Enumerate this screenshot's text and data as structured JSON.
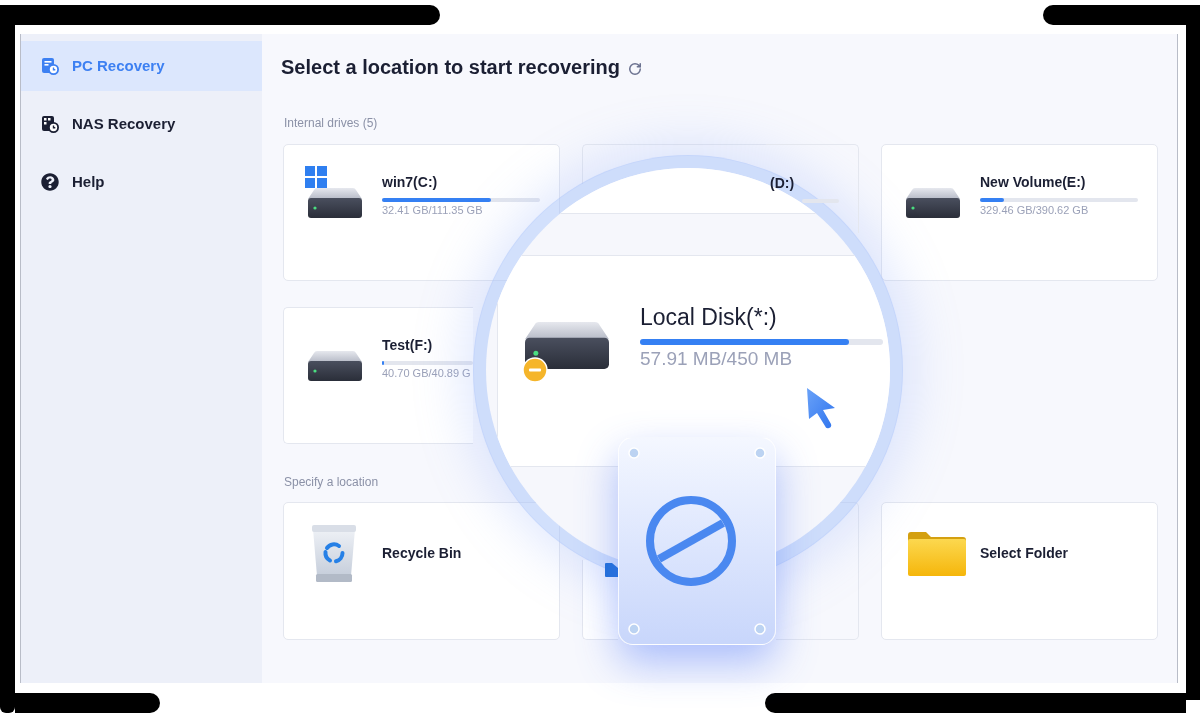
{
  "sidebar": {
    "items": [
      {
        "kind": "pc",
        "label": "PC Recovery",
        "selected": true
      },
      {
        "kind": "nas",
        "label": "NAS Recovery",
        "selected": false
      },
      {
        "kind": "help",
        "label": "Help",
        "selected": false
      }
    ]
  },
  "header": {
    "title": "Select a location to start recovering"
  },
  "internal_drives": {
    "heading": "Internal drives (5)",
    "drives": [
      {
        "kind": "drive",
        "name": "win7(C:)",
        "system": true,
        "level": 0.69,
        "reading": "32.41 GB/111.35 GB"
      },
      {
        "kind": "covered",
        "name": "(D:)"
      },
      {
        "kind": "drive",
        "name": "New Volume(E:)",
        "system": false,
        "level": 0.15,
        "reading": "329.46 GB/390.62 GB"
      },
      {
        "kind": "cut",
        "name": "Test(F:)",
        "system": false,
        "level": 0.02,
        "reading": "40.70 GB/40.89 G"
      }
    ]
  },
  "magnifier": {
    "name": "Local Disk(*:)",
    "warning": true,
    "level": 0.86,
    "reading": "57.91 MB/450 MB"
  },
  "locations": {
    "heading": "Specify a location",
    "items": [
      {
        "kind": "recycle",
        "label": "Recycle Bin"
      },
      {
        "kind": "covered"
      },
      {
        "kind": "folder",
        "label": "Select Folder"
      }
    ]
  }
}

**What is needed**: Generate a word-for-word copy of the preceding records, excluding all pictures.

**Result of the exercise**:
Enumerate this screenshot's text and data as structured JSON.
{
  "sidebar": {
    "items": [
      {
        "kind": "pc",
        "label": "PC Recovery",
        "selected": true
      },
      {
        "kind": "nas",
        "label": "NAS Recovery",
        "selected": false
      },
      {
        "kind": "help",
        "label": "Help",
        "selected": false
      }
    ]
  },
  "header": {
    "title": "Select a location to start recovering"
  },
  "internal_drives": {
    "heading": "Internal drives (5)",
    "drives": [
      {
        "kind": "drive",
        "name": "win7(C:)",
        "system": true,
        "level": 0.69,
        "reading": "32.41 GB/111.35 GB"
      },
      {
        "kind": "covered",
        "name": "(D:)"
      },
      {
        "kind": "drive",
        "name": "New Volume(E:)",
        "system": false,
        "level": 0.15,
        "reading": "329.46 GB/390.62 GB"
      },
      {
        "kind": "cut",
        "name": "Test(F:)",
        "system": false,
        "level": 0.02,
        "reading": "40.70 GB/40.89 G"
      }
    ]
  },
  "magnifier": {
    "name": "Local Disk(*:)",
    "warning": true,
    "level": 0.86,
    "reading": "57.91 MB/450 MB"
  },
  "locations": {
    "heading": "Specify a location",
    "items": [
      {
        "kind": "recycle",
        "label": "Recycle Bin"
      },
      {
        "kind": "covered"
      },
      {
        "kind": "folder",
        "label": "Select Folder"
      }
    ]
  }
}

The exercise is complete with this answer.